_Exercise_.
Among the records that follow, find each line holding the word "header" and copy it.

_Data supplied_.
'''

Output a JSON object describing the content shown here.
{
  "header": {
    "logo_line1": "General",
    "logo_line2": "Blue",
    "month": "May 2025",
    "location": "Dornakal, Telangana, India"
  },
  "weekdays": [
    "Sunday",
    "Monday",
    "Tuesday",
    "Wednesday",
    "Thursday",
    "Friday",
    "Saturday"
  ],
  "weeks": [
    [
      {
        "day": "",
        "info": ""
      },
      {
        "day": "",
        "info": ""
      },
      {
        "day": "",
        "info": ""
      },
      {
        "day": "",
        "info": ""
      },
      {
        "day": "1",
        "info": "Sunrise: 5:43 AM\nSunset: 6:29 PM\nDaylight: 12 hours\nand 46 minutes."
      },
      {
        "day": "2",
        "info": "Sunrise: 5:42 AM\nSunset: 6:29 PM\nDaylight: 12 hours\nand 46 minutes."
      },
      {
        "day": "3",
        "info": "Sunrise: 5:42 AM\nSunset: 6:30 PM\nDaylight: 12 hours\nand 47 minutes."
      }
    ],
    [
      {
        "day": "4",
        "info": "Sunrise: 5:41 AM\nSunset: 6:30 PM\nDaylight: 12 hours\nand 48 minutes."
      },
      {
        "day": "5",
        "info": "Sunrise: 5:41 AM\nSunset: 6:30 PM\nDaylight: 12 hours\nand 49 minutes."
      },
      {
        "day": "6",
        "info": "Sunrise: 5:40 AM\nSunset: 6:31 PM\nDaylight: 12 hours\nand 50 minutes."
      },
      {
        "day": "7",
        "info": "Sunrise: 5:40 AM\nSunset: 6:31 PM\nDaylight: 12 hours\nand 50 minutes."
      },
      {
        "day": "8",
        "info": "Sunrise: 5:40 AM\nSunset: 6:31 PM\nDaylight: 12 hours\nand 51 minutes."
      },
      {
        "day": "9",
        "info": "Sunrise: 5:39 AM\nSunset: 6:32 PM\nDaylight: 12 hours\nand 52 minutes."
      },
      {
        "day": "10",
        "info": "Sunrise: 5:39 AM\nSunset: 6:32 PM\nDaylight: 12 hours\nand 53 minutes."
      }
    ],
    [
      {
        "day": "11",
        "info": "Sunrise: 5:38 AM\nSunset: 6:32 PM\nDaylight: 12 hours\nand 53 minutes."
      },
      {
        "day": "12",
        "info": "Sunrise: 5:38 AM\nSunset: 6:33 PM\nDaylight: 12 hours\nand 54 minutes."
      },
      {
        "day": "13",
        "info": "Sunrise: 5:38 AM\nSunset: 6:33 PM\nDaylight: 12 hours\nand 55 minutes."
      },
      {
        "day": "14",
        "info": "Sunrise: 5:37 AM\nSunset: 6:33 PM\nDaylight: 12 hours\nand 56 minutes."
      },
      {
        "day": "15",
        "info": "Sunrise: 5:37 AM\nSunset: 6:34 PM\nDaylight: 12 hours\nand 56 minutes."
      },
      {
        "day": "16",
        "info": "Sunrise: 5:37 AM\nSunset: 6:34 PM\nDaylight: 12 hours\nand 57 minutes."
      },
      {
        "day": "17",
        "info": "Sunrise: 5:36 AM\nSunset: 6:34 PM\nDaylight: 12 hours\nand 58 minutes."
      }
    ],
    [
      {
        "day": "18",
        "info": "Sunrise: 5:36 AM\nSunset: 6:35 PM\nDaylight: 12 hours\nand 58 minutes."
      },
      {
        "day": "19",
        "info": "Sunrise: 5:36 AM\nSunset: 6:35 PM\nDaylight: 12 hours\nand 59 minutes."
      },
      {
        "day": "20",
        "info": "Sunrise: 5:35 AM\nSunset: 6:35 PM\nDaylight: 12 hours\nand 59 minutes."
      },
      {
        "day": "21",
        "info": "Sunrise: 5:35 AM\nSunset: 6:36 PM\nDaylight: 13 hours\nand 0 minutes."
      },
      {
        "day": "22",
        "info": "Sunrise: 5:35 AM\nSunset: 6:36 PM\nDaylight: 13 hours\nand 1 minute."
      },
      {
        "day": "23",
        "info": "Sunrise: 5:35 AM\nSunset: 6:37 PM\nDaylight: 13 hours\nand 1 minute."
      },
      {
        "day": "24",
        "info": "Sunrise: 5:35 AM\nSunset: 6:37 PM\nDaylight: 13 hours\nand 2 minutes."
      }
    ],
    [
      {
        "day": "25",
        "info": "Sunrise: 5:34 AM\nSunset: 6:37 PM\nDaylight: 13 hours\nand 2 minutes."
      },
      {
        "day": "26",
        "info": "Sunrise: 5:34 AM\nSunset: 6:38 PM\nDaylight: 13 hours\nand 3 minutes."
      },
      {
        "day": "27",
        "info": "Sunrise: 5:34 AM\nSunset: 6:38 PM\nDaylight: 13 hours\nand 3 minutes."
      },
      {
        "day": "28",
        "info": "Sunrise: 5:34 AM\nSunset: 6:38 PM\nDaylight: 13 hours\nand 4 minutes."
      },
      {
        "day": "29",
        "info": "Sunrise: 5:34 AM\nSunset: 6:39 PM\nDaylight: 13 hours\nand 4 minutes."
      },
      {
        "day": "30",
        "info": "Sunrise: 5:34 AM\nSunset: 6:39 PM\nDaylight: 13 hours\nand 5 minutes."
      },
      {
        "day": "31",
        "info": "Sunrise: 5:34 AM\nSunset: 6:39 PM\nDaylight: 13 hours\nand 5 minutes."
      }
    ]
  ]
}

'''
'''

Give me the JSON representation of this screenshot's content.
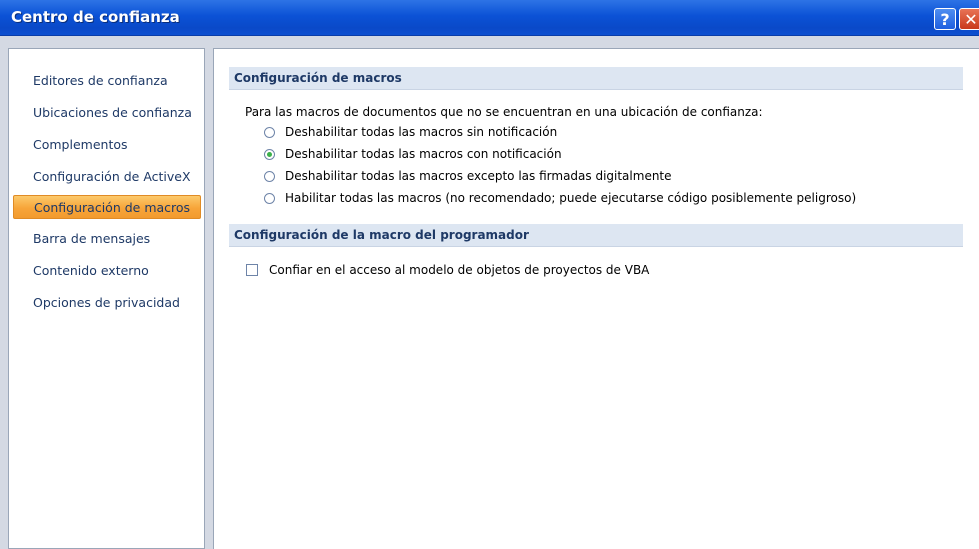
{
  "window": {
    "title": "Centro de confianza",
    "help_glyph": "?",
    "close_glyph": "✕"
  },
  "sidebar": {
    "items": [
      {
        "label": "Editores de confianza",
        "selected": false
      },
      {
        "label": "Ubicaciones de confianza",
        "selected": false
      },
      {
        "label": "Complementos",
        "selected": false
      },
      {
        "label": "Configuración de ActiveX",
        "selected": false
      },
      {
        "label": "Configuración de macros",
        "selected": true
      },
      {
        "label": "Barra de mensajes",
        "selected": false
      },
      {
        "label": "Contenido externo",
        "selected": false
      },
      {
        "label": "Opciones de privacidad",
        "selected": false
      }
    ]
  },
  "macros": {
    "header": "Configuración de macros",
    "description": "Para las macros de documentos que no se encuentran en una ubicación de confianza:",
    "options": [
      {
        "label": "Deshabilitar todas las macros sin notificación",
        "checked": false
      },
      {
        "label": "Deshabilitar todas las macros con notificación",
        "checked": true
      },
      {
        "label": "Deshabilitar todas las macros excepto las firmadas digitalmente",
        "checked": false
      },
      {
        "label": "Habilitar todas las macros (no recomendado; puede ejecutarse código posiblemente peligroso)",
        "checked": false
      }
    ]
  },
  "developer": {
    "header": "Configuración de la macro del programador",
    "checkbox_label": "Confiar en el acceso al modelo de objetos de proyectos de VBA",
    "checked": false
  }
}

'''

_Reply_.
  "header": {
    "header": "Configuración de macros",
    "header": "Configuración de la macro del programador",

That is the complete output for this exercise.